We start with following up on last week’s podcast in which Madden told us there was some fire to the smoke when it comes to the Pittsburgh Penguins considering a trade for Evgeni Malkin.

From there we touch on Phil Kessel’s future and the apparent desire of a portion of the fan base to watch this team grow old together and fade off into the sunset.

Then there are the remaining teams in the NHL playoffs. Does Carolina’s sweep of the Islanders make the Penguins look even worse by extension, since New York swept the Penguins in the first round?

We get into the Kentucky Derby controversy, too. Mark seems to think replay has ruined another sport. I think this was the right decision, even if the method to get there was flawed.

Also, we have Pirates talk. Lots to get to there! The injured list is crowded, the lineup is bland, and the starting pitching is finally wobbling a bit. But the team did have a gutty comeback win against Oakland Sunday in extra innings.

Oh, and Liverpool football talk, too!

LISTEN: Tim Benz, Mark Madden talk about Evgeni Malkin, Kentucky Derby, Pirates

Tim Benz is a Tribune-Review staff writer. You can contact Tim at [email protected] or via Twitter. All tweets could be reposted. All emails are subject to publication unless specified otherwise.
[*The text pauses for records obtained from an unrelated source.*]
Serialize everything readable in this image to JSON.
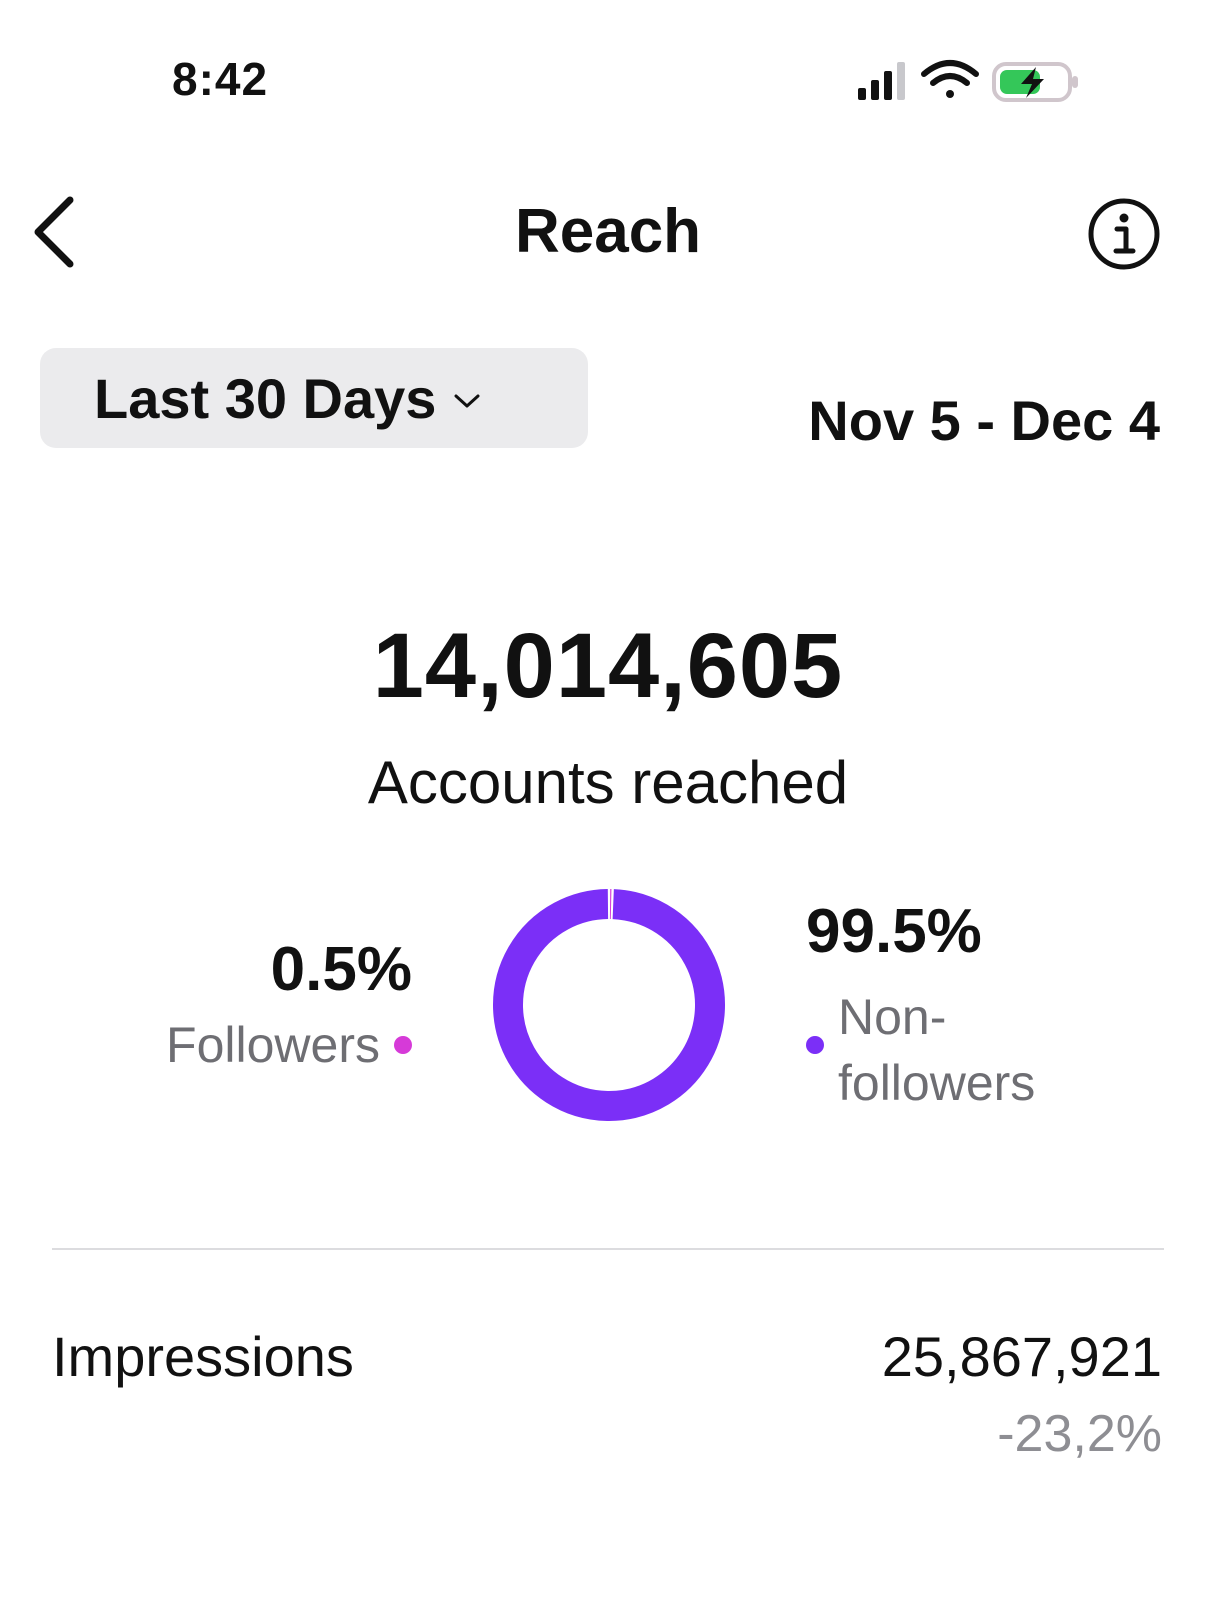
{
  "status_bar": {
    "time": "8:42",
    "icons": [
      "cellular-signal-icon",
      "wifi-icon",
      "battery-charging-icon"
    ]
  },
  "header": {
    "title": "Reach",
    "back_icon": "chevron-left-icon",
    "info_icon": "info-icon"
  },
  "filter": {
    "range_label": "Last 30 Days",
    "chevron_icon": "chevron-down-icon",
    "date_range": "Nov 5 - Dec 4"
  },
  "summary": {
    "total": "14,014,605",
    "total_label": "Accounts reached"
  },
  "chart_data": {
    "type": "pie",
    "donut": true,
    "categories": [
      "Followers",
      "Non-followers"
    ],
    "values": [
      0.5,
      99.5
    ],
    "colors": [
      "#d63ad8",
      "#7b2ff7"
    ],
    "labels": [
      {
        "value": "0.5%",
        "name": "Followers"
      },
      {
        "value": "99.5%",
        "name": "Non-followers"
      }
    ]
  },
  "colors": {
    "followers": "#d63ad8",
    "non_followers": "#7b2ff7",
    "battery_green": "#34c759"
  },
  "impressions": {
    "label": "Impressions",
    "value": "25,867,921",
    "change": "-23,2%"
  }
}
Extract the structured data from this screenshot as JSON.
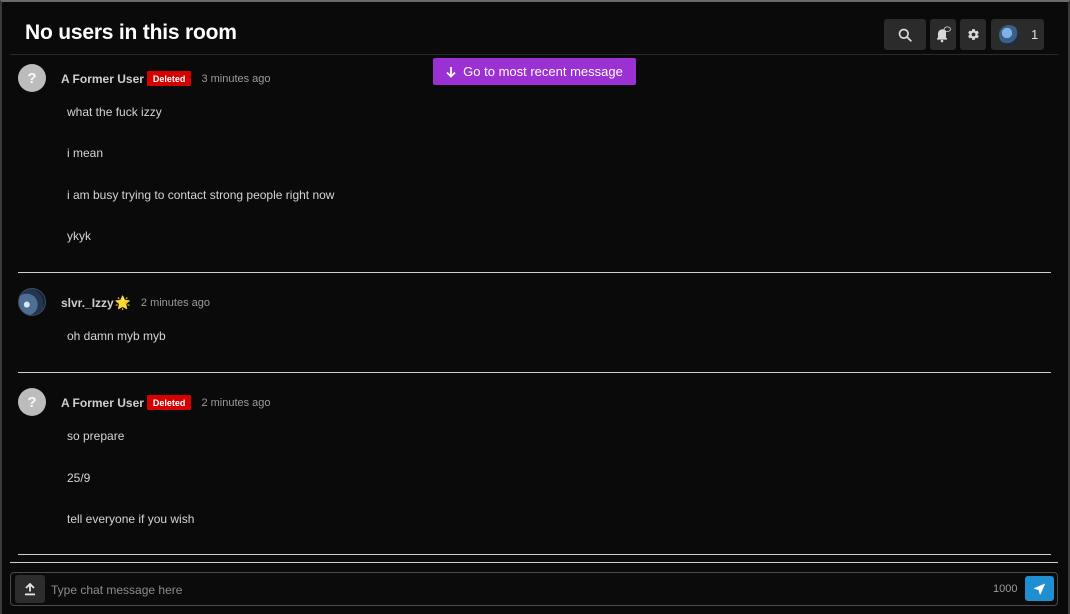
{
  "header": {
    "title": "No users in this room",
    "user_count": "1"
  },
  "jump_button": {
    "label": "Go to most recent message"
  },
  "messages": [
    {
      "username": "A Former User",
      "badge": "Deleted",
      "avatar_glyph": "?",
      "time": "3 minutes ago",
      "lines": [
        "what the fuck izzy",
        "i mean",
        "i am busy trying to contact strong people right now",
        "ykyk"
      ]
    },
    {
      "username": "slvr._Izzy",
      "badge": "",
      "avatar_glyph": "",
      "decoration": "🌟",
      "time": "2 minutes ago",
      "lines": [
        "oh damn myb myb"
      ]
    },
    {
      "username": "A Former User",
      "badge": "Deleted",
      "avatar_glyph": "?",
      "time": "2 minutes ago",
      "lines": [
        "so prepare",
        "25/9",
        "tell everyone if you wish"
      ]
    }
  ],
  "composer": {
    "placeholder": "Type chat message here",
    "value": "",
    "char_limit": "1000"
  },
  "icons": {
    "search": "search-icon",
    "bell": "bell-icon",
    "gear": "gear-icon",
    "upload": "upload-icon",
    "send": "send-icon",
    "arrow": "arrow-down-icon"
  },
  "colors": {
    "background": "#0a0a0a",
    "jump_button": "#9b31d2",
    "deleted_badge": "#d50000",
    "send_button": "#1f8fd1"
  }
}
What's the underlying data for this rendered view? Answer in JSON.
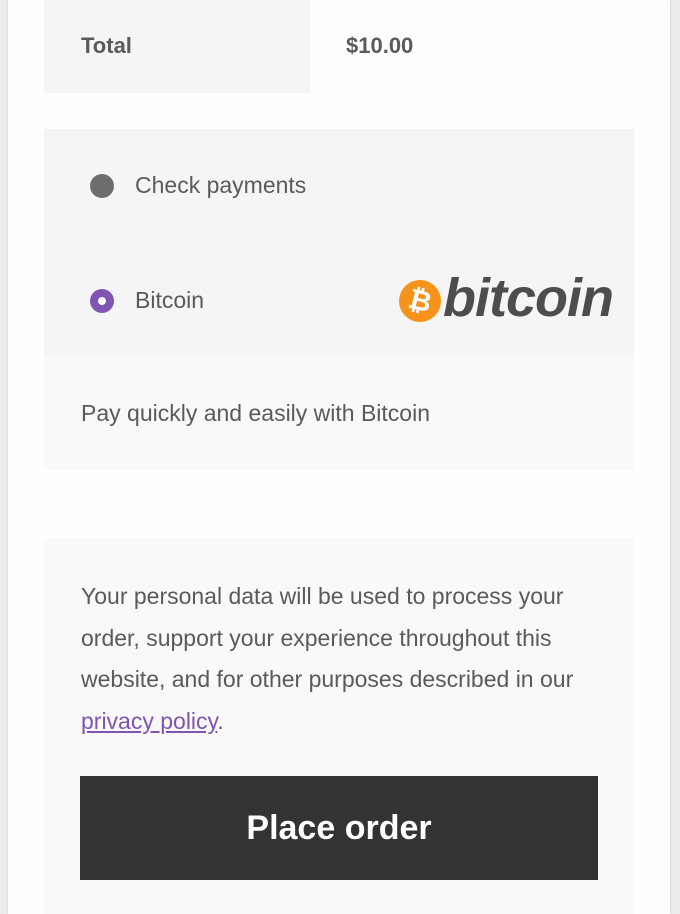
{
  "order_summary": {
    "total_label": "Total",
    "total_value": "$10.00"
  },
  "payment": {
    "methods": [
      {
        "label": "Check payments",
        "selected": false
      },
      {
        "label": "Bitcoin",
        "selected": true
      }
    ],
    "bitcoin_logo": {
      "symbol": "₿",
      "wordmark": "bitcoin"
    },
    "selected_description": "Pay quickly and easily with Bitcoin"
  },
  "privacy": {
    "text": "Your personal data will be used to process your order, support your experience throughout this website, and for other purposes described in our ",
    "link_label": "privacy policy",
    "trailing": "."
  },
  "actions": {
    "place_order_label": "Place order"
  },
  "colors": {
    "accent": "#7f54b3",
    "button_bg": "#333333",
    "bitcoin_orange": "#f7931a"
  }
}
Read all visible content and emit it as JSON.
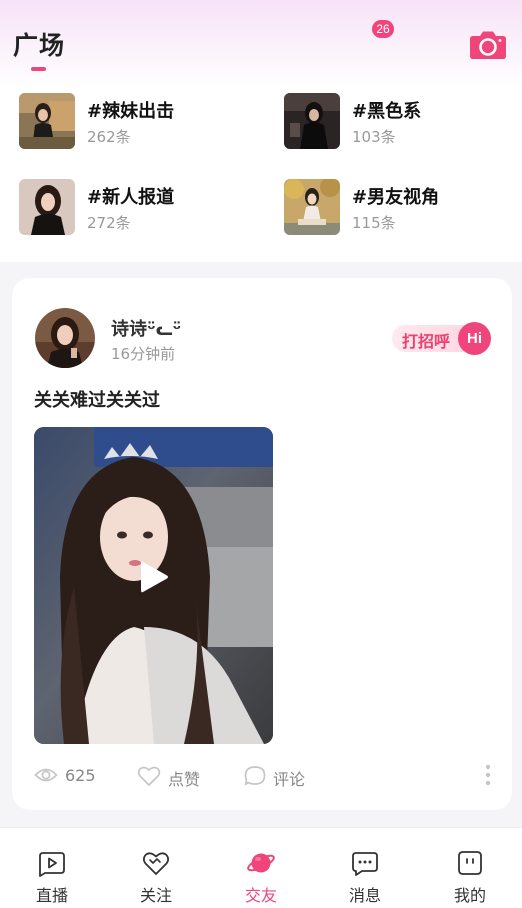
{
  "header": {
    "title": "广场",
    "accent_color": "#f0457a",
    "camera_icon": "camera-icon"
  },
  "topics": [
    {
      "name": "#辣妹出击",
      "count": "262条"
    },
    {
      "name": "#黑色系",
      "count": "103条"
    },
    {
      "name": "#新人报道",
      "count": "272条"
    },
    {
      "name": "#男友视角",
      "count": "115条"
    }
  ],
  "post": {
    "username": "诗诗ᵕ̈ᓚᵕ̈",
    "time": "16分钟前",
    "greet_label": "打招呼",
    "greet_badge": "Hi",
    "text": "关关难过关关过",
    "views": "625",
    "like_label": "点赞",
    "comment_label": "评论"
  },
  "tabbar": {
    "items": [
      {
        "label": "直播",
        "icon": "live-icon"
      },
      {
        "label": "关注",
        "icon": "heart-icon"
      },
      {
        "label": "交友",
        "icon": "planet-icon",
        "active": true
      },
      {
        "label": "消息",
        "icon": "chat-icon"
      },
      {
        "label": "我的",
        "icon": "profile-icon"
      }
    ],
    "message_badge": "26"
  }
}
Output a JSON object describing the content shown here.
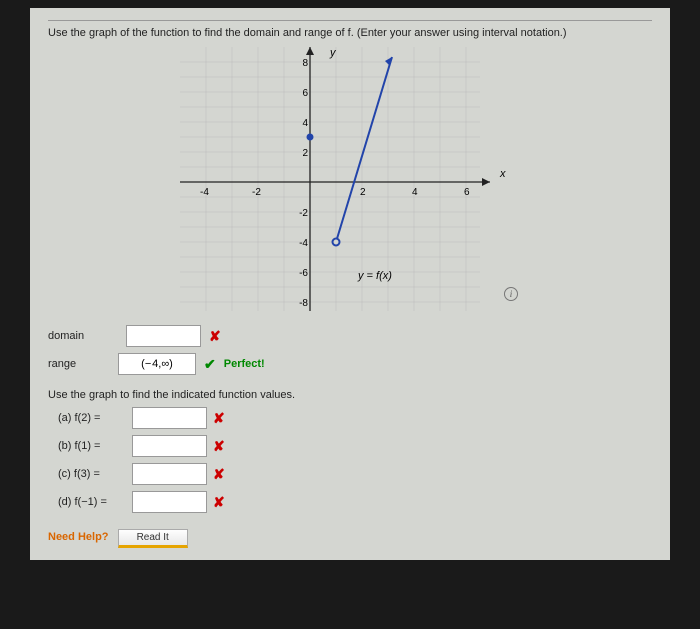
{
  "question": {
    "prompt": "Use the graph of the function to find the domain and range of f. (Enter your answer using interval notation.)",
    "sub_prompt": "Use the graph to find the indicated function values."
  },
  "chart_data": {
    "type": "line",
    "xlabel": "x",
    "ylabel": "y",
    "xlim": [
      -5,
      6.5
    ],
    "ylim": [
      -9,
      9
    ],
    "x_ticks": [
      -4,
      -2,
      2,
      4,
      6
    ],
    "y_ticks": [
      -8,
      -6,
      -4,
      -2,
      2,
      4,
      6,
      8
    ],
    "annotation": "y = f(x)",
    "series": [
      {
        "name": "f(x)",
        "points": [
          {
            "x": 1,
            "y": -4,
            "endpoint": "open"
          },
          {
            "x": 3,
            "y": 8
          }
        ]
      }
    ],
    "extra_points": [
      {
        "x": 0,
        "y": 3,
        "filled": true
      }
    ]
  },
  "answers": {
    "domain": {
      "label": "domain",
      "value": "",
      "feedback": "wrong"
    },
    "range": {
      "label": "range",
      "value": "(− 4,∞)",
      "feedback": "correct",
      "feedback_text": "Perfect!"
    }
  },
  "parts": [
    {
      "key": "a",
      "label": "(a)  f(2) =",
      "value": "",
      "feedback": "wrong"
    },
    {
      "key": "b",
      "label": "(b)  f(1) =",
      "value": "",
      "feedback": "wrong"
    },
    {
      "key": "c",
      "label": "(c)  f(3) =",
      "value": "",
      "feedback": "wrong"
    },
    {
      "key": "d",
      "label": "(d)  f(−1) =",
      "value": "",
      "feedback": "wrong"
    }
  ],
  "help": {
    "label": "Need Help?",
    "read_it": "Read It"
  },
  "icons": {
    "wrong": "✘",
    "correct": "✔",
    "info": "i"
  }
}
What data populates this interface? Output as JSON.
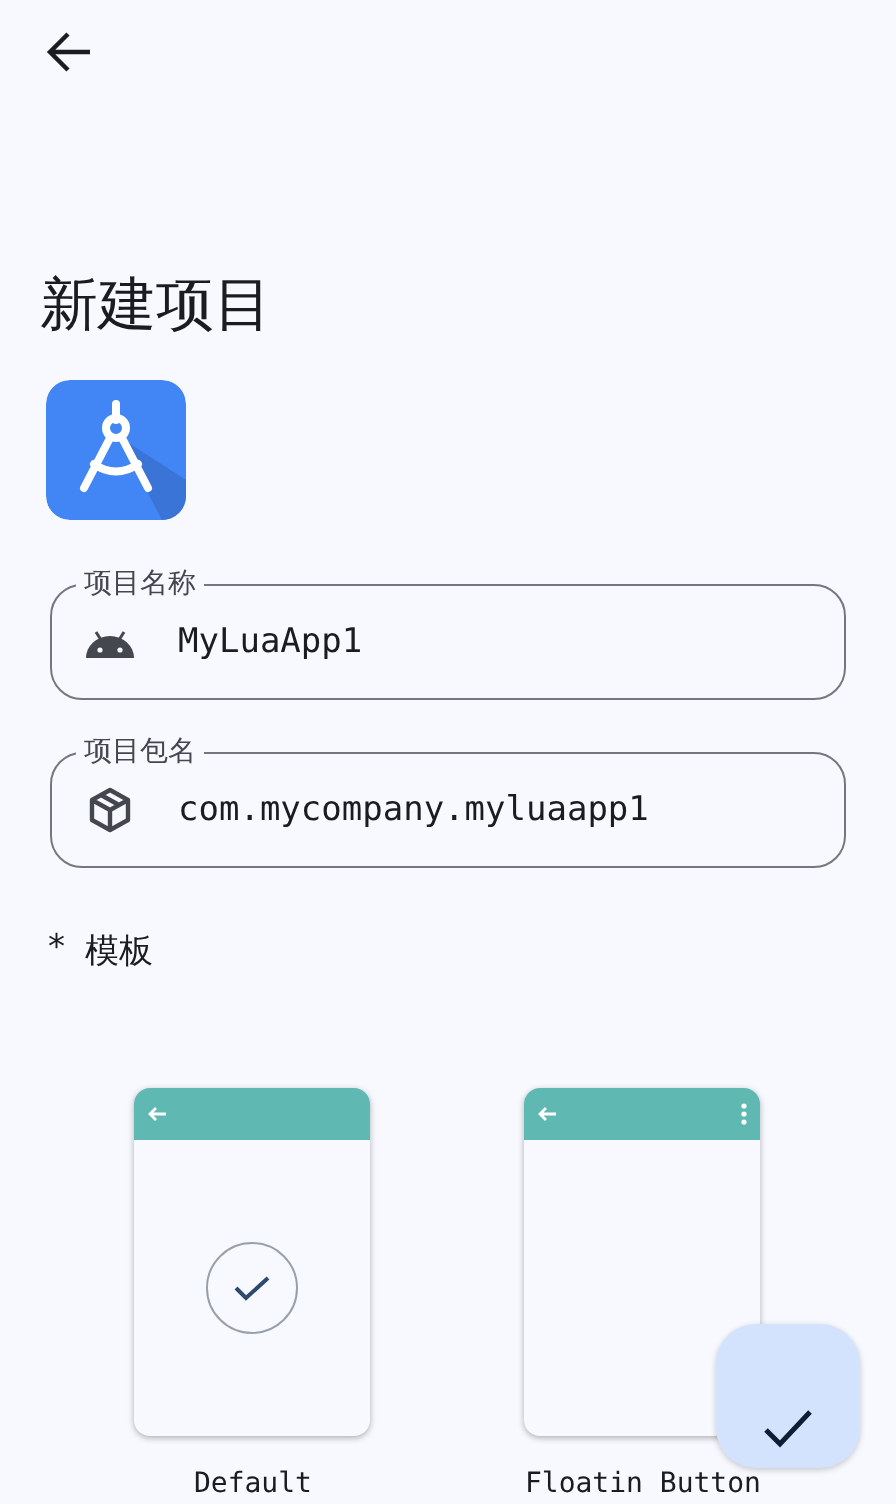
{
  "title": "新建项目",
  "fields": [
    {
      "kind": "android",
      "label": "项目名称",
      "value": "MyLuaApp1"
    },
    {
      "kind": "package",
      "label": "项目包名",
      "value": "com.mycompany.myluaapp1"
    }
  ],
  "templates_section": {
    "required_mark": "*",
    "label": "模板"
  },
  "templates": [
    {
      "kind": "default",
      "name": "Default",
      "selected": true
    },
    {
      "kind": "menu",
      "name": "Floatin Button",
      "selected": false
    }
  ]
}
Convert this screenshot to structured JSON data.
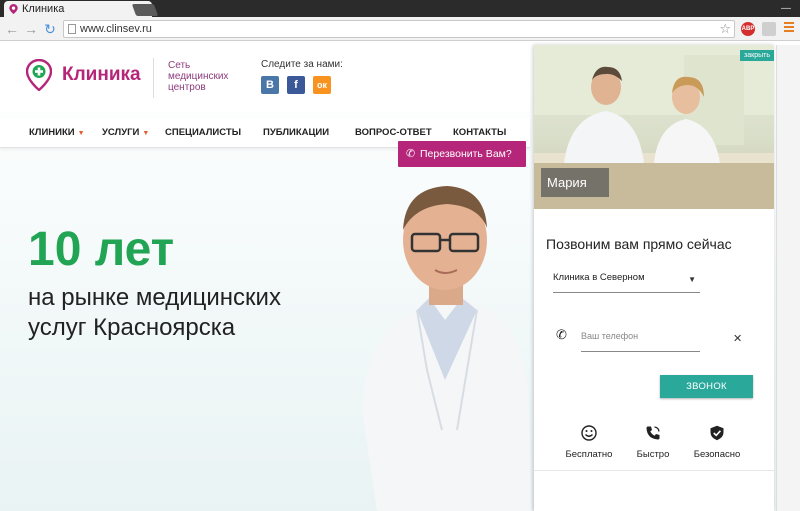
{
  "browser": {
    "tab_title": "Клиника",
    "url": "www.clinsev.ru",
    "ext_abp": "ABP"
  },
  "header": {
    "logo": "Клиника",
    "logo_subtitle_1": "Сеть",
    "logo_subtitle_2": "медицинских",
    "logo_subtitle_3": "центров",
    "social_title": "Следите за нами:",
    "social": [
      {
        "label": "В",
        "color": "#4a76a8"
      },
      {
        "label": "f",
        "color": "#3b5998"
      },
      {
        "label": "ок",
        "color": "#f7931e"
      }
    ]
  },
  "nav": {
    "items": [
      "КЛИНИКИ",
      "УСЛУГИ",
      "СПЕЦИАЛИСТЫ",
      "ПУБЛИКАЦИИ",
      "ВОПРОС-ОТВЕТ",
      "КОНТАКТЫ"
    ]
  },
  "callback_button": "Перезвонить Вам?",
  "hero": {
    "big": "10 лет",
    "line1": "на рынке медицинских",
    "line2": "услуг Красноярска"
  },
  "widget": {
    "close": "закрыть",
    "name": "Мария",
    "title": "Позвоним вам прямо сейчас",
    "clinic_select": "Клиника в Северном",
    "phone_placeholder": "Ваш телефон",
    "call_button": "ЗВОНОК",
    "features": [
      "Бесплатно",
      "Быстро",
      "Безопасно"
    ]
  },
  "colors": {
    "brand": "#b5267a",
    "accent": "#2aa89a",
    "hero_green": "#21a453"
  }
}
TribLIVE commenting policy

You are solely responsible for your comments and by using TribLive.com you agree to our Terms of Service.

We moderate comments. Our goal is to provide substantive commentary for a general readership. By screening submissions, we provide a space where readers can share intelligent and informed commentary that enhances the quality of our news and information.

While most comments will be posted if they are on-topic and not abusive, moderating decisions are subjective. We will make them as carefully and consistently as we can. Because of the volume of reader comments, we cannot review individual moderation decisions with readers.

We value thoughtful comments representing a range of views that make their point quickly and politely. We make an effort to protect discussions from repeated comments either by the same reader or different readers

We follow the same standards for taste as the daily newspaper. A few things we won't tolerate: personal attacks, obscenity, vulgarity, profanity (including expletives and letters followed by dashes), commercial promotion, impersonations, incoherence, proselytizing and SHOUTING. Don't include URLs to Web sites.

We do not edit comments. They are either approved or deleted. We reserve the right to edit a comment that is quoted or excerpted in an article. In this case, we may fix spelling and punctuation.

We welcome strong opinions and criticism of our work, but we don't want comments to become bogged down with discussions of our policies and we will moderate accordingly.

We appreciate it when readers and people quoted in articles or blog posts point out errors of fact or emphasis and will investigate all assertions. But these suggestions should be sent via e-mail. To avoid distracting other readers, we won't publish comments that suggest a correction. Instead, corrections will be made in a blog post or in an article.